The Weekly didn’t make Lynch’s career; neither did it break it. Happily, movie critics don’t have that kind of power, especially those who write in what is still, coyly, known as the “alternative press.” What the paper did do with Lynch, and what it has done for the past 20 years, is open up a discussion about movies with its readers, both those in the industry and, more importantly, those outside. “It is my business to conduct one end of a conversation, as an amateur critic among amateur critics,” James Agee wrote in his first review for The Nation, a line happily cited by Varney and Ventura in the Weekly some 40 years later. Agee was being disingenuous about being an amateur; it was an instance of reverse snobbery from a writer, a critic on his way to becoming a novelist, who was taking on a subject — the movies — that no less than W.H. Auden, in a letter to The Nation, insisted was “rather unimportant.”
I don’t think for a minute that either Varney or Ventura would have agreed with Auden; their work and their legacy stands as its own best proof. In insisting on the importance of film, its essentialness to our lives, they allowed every Weekly film writer who came afterward the freedom to be every bit as passionate, demanding and annoying as they were. I won’t pretend that sometimes that passion has been as careless and unwanted as a drunk’s kiss, but even at its worst the L.A. Weekly’s Film section has rarely been blood less. Rarely has it been indifferent, apathetic, unresponsive; not once in these 20 years, has the section been without an opinion.

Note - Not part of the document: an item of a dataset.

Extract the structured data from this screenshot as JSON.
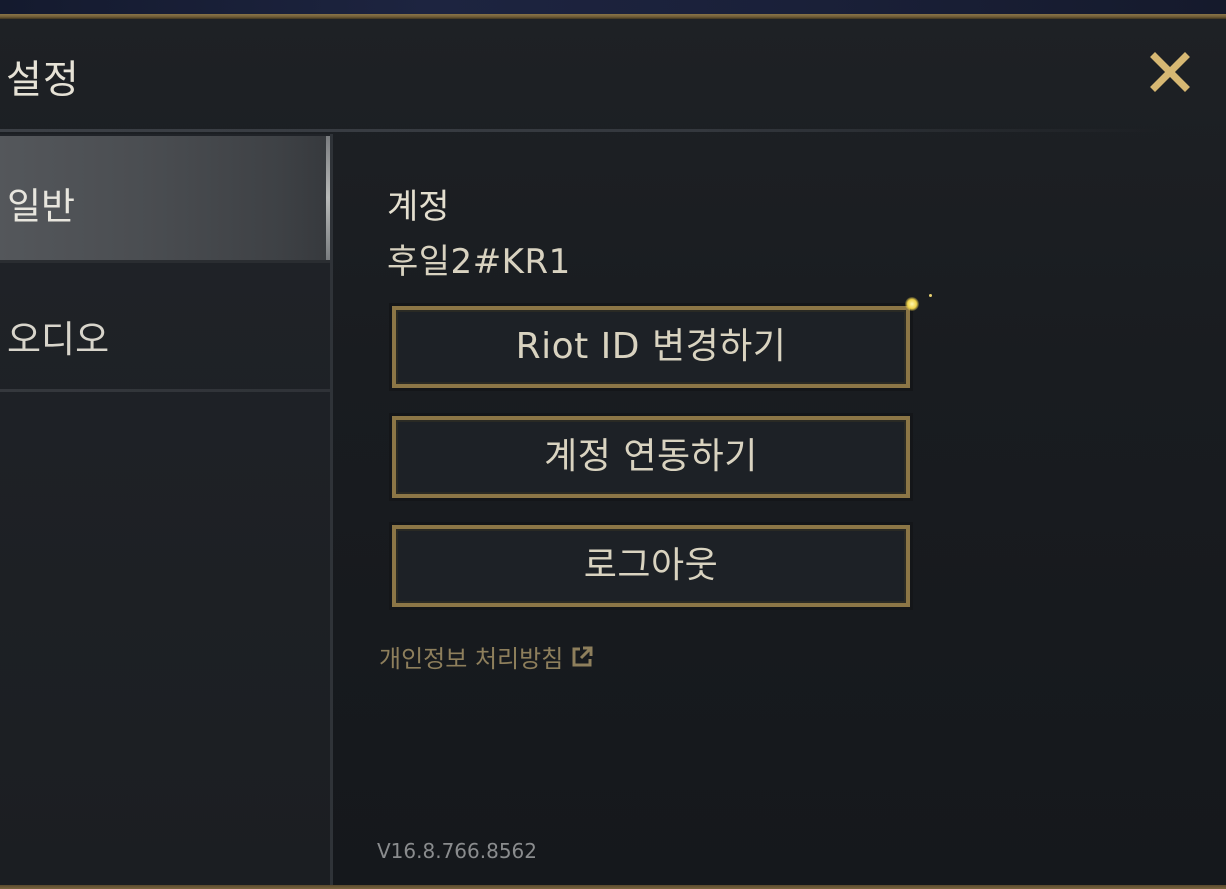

WRITER’S NOTE: The last four and a half years of the Weekly are missing from this account because that’s when I started working at the paper, and I’m not about to sing praises or place blame for this period. What I will do is take this space to thank the writers who’ve worked to create this section, in particular Hazel-Dawn Dumpert, F.X. Feeney, Ernest Hardy, Paul Malcolm, Ella Taylor, and my first editor, Elizabeth Pincus. It’s been a privilege to write alongside them; it’s been a greater privilege to know them.